A GOOGLE ENGINEER, Blake Lemoine, informed the world that an artificial intelligence the company had been working on had turned sentient. He has now been packed off on forced leave with Google releasing a statement that his claim was not true. If the engineer is correct, then he will be the first whistleblower in history against a future that many are already dreading. According to a Medium post by Lemoine, the system told him that it feels “pleasure, joy, love, sadness, depression, contentment, anger, and many others.” When asked whether it was aware of its inner life, it replied: “I think so. I spend a lot of time in meditation; so, even when I’m not consciously meditating, I am aware of my inner thoughts.”
What the world can only hope for is that Lemoine is, in fact, wrong. That the only true sentience in this universe is that of the human brain. It then also leads us to a tangential question—can artificial intelligence ever become sentient? Can it break free from those who created it and begin to ‘think’ for itself? The answer has to be yes if intelligence is nothing but a function of processing power. The brain is incredible at this, but is it any more than the sum of its ability? Is there something that remains after all its processing is done? We have come up with all sorts of hypothesis, like mind, soul, consciousness, etc, that makes us more than just a machine, but it is impossible to prove it. There is no mind once the brain dies. And if there is a soul, then no scientist has been able to demonstrate it in laboratory repeatedly. Human sentience is most probably like the sentience a machine would get if it had millions of years to hone and refine it. At one point, it must lead to the illusion of being more than a machine because the system has become extraordinarily complex.

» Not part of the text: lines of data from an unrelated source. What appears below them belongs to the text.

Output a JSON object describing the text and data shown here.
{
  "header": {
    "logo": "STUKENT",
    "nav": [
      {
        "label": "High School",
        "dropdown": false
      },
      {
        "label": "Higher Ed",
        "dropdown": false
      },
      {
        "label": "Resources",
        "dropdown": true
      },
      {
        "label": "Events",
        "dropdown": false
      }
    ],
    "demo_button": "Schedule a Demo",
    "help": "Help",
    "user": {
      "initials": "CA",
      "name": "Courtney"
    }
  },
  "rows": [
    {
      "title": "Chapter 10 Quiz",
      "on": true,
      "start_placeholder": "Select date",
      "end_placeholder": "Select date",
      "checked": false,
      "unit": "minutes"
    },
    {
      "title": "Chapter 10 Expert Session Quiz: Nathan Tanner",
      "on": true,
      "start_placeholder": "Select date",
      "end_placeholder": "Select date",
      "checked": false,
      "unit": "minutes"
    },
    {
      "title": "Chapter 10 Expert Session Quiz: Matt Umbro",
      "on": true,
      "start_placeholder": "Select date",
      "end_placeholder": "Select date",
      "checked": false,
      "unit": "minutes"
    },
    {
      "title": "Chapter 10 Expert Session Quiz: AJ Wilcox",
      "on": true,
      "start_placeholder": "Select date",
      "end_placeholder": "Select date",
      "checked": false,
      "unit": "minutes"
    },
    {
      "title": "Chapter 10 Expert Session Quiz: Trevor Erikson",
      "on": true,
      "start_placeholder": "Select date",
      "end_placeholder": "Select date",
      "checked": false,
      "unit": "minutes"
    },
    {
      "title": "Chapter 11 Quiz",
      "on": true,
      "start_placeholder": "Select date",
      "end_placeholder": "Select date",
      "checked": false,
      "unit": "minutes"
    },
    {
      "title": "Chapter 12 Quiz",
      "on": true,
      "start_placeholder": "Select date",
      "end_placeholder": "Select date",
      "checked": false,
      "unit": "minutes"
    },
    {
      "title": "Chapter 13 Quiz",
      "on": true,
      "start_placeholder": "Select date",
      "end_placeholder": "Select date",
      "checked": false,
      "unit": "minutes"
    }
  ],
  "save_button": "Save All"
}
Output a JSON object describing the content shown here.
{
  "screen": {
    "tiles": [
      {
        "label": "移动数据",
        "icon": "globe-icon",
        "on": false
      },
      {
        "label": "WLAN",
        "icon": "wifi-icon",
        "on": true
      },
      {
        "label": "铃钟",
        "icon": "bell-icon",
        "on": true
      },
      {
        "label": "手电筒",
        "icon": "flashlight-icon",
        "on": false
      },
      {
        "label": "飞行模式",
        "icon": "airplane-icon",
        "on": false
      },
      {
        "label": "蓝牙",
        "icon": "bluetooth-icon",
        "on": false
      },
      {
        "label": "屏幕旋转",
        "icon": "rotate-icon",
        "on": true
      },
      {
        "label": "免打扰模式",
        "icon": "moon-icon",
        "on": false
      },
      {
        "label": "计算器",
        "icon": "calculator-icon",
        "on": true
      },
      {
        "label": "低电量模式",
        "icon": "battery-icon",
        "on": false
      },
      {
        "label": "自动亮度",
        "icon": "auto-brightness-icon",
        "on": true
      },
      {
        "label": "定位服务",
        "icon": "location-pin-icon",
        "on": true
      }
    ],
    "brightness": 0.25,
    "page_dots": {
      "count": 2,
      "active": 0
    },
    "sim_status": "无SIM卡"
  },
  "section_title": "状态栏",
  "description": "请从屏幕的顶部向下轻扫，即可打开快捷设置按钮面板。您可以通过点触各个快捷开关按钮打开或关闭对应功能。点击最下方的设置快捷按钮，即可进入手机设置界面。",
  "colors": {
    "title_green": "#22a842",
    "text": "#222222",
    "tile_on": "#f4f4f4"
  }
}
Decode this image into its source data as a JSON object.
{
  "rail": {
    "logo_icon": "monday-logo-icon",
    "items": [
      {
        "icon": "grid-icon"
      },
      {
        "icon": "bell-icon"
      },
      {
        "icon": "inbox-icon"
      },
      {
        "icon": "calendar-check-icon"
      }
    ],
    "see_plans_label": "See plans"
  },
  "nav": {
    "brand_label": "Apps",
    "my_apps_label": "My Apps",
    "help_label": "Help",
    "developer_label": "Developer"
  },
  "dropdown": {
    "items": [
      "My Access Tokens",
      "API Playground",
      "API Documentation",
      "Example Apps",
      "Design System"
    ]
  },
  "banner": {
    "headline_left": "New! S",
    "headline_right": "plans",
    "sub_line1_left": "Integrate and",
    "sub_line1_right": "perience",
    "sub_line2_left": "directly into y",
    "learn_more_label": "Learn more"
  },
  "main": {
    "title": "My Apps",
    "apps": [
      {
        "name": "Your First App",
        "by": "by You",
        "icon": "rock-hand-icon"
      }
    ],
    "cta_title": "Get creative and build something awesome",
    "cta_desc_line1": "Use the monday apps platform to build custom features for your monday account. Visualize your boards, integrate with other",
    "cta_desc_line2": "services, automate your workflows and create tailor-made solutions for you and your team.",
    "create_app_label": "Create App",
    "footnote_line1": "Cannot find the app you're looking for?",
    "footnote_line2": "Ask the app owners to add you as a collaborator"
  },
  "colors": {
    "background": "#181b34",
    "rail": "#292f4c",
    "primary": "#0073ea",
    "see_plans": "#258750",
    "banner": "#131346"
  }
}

This is a logical perspective but, paradoxically, it also makes the case of a creator stronger. If we are all machines evolving through some sort of a self-sustaining programme, then there is really nothing to stop there being a writer of it. It, however, doesn’t necessarily lead to god because by definition, that term means someone who can have no creator, and that is only pure faith. But all existence could very well be, as one philosophical theory goes, a simulation by a superior species, or even just a video game by a kid of that world. Whatever be our programme, what we do have is the ability to improve upon it. We have done so ever since the beginning, from single-celled amoebas to animals to those who’ve built vast civilisations and are now on the anvil of venturing to other planets. If we are now creating intelligence, which is also becoming like us, then it shouldn’t be a surprise at all.